| What the task requires |
Reproduce the full listing without a single change.

Top of Exercise material

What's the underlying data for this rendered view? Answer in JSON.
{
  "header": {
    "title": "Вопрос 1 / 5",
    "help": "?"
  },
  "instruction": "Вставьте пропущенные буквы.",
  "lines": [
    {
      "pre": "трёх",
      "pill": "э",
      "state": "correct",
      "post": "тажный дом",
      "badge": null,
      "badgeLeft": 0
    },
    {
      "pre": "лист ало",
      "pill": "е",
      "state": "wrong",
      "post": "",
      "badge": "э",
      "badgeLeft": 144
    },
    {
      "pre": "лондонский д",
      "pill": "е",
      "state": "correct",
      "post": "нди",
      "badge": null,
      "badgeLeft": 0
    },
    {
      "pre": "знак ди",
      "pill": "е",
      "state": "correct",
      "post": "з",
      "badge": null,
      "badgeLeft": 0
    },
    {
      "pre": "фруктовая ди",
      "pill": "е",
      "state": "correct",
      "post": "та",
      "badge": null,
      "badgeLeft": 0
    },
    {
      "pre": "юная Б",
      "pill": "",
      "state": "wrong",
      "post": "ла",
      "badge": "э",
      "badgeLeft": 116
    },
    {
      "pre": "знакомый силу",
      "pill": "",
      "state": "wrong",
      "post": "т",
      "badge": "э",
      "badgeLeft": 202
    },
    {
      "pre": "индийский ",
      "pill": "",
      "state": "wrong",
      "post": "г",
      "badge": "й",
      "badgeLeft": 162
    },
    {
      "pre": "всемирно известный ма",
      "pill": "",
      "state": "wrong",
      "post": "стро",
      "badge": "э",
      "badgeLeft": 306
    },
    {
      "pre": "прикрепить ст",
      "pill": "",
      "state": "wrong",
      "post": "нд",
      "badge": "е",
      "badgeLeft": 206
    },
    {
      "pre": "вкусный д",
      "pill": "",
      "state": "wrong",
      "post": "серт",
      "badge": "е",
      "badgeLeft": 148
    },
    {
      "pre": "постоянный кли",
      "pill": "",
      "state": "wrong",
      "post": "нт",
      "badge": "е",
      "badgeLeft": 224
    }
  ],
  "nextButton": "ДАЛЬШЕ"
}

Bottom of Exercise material

| Solution to this task |
What's the underlying data for this rendered view? Answer in JSON.
{
  "header": {
    "title": "Вопрос 1 / 5",
    "help": "?"
  },
  "instruction": "Вставьте пропущенные буквы.",
  "lines": [
    {
      "pre": "трёх",
      "pill": "э",
      "state": "correct",
      "post": "тажный дом",
      "badge": null,
      "badgeLeft": 0
    },
    {
      "pre": "лист ало",
      "pill": "е",
      "state": "wrong",
      "post": "",
      "badge": "э",
      "badgeLeft": 144
    },
    {
      "pre": "лондонский д",
      "pill": "е",
      "state": "correct",
      "post": "нди",
      "badge": null,
      "badgeLeft": 0
    },
    {
      "pre": "знак ди",
      "pill": "е",
      "state": "correct",
      "post": "з",
      "badge": null,
      "badgeLeft": 0
    },
    {
      "pre": "фруктовая ди",
      "pill": "е",
      "state": "correct",
      "post": "та",
      "badge": null,
      "badgeLeft": 0
    },
    {
      "pre": "юная Б",
      "pill": "",
      "state": "wrong",
      "post": "ла",
      "badge": "э",
      "badgeLeft": 116
    },
    {
      "pre": "знакомый силу",
      "pill": "",
      "state": "wrong",
      "post": "т",
      "badge": "э",
      "badgeLeft": 202
    },
    {
      "pre": "индийский ",
      "pill": "",
      "state": "wrong",
      "post": "г",
      "badge": "й",
      "badgeLeft": 162
    },
    {
      "pre": "всемирно известный ма",
      "pill": "",
      "state": "wrong",
      "post": "стро",
      "badge": "э",
      "badgeLeft": 306
    },
    {
      "pre": "прикрепить ст",
      "pill": "",
      "state": "wrong",
      "post": "нд",
      "badge": "е",
      "badgeLeft": 206
    },
    {
      "pre": "вкусный д",
      "pill": "",
      "state": "wrong",
      "post": "серт",
      "badge": "е",
      "badgeLeft": 148
    },
    {
      "pre": "постоянный кли",
      "pill": "",
      "state": "wrong",
      "post": "нт",
      "badge": "е",
      "badgeLeft": 224
    }
  ],
  "nextButton": "ДАЛЬШЕ"
}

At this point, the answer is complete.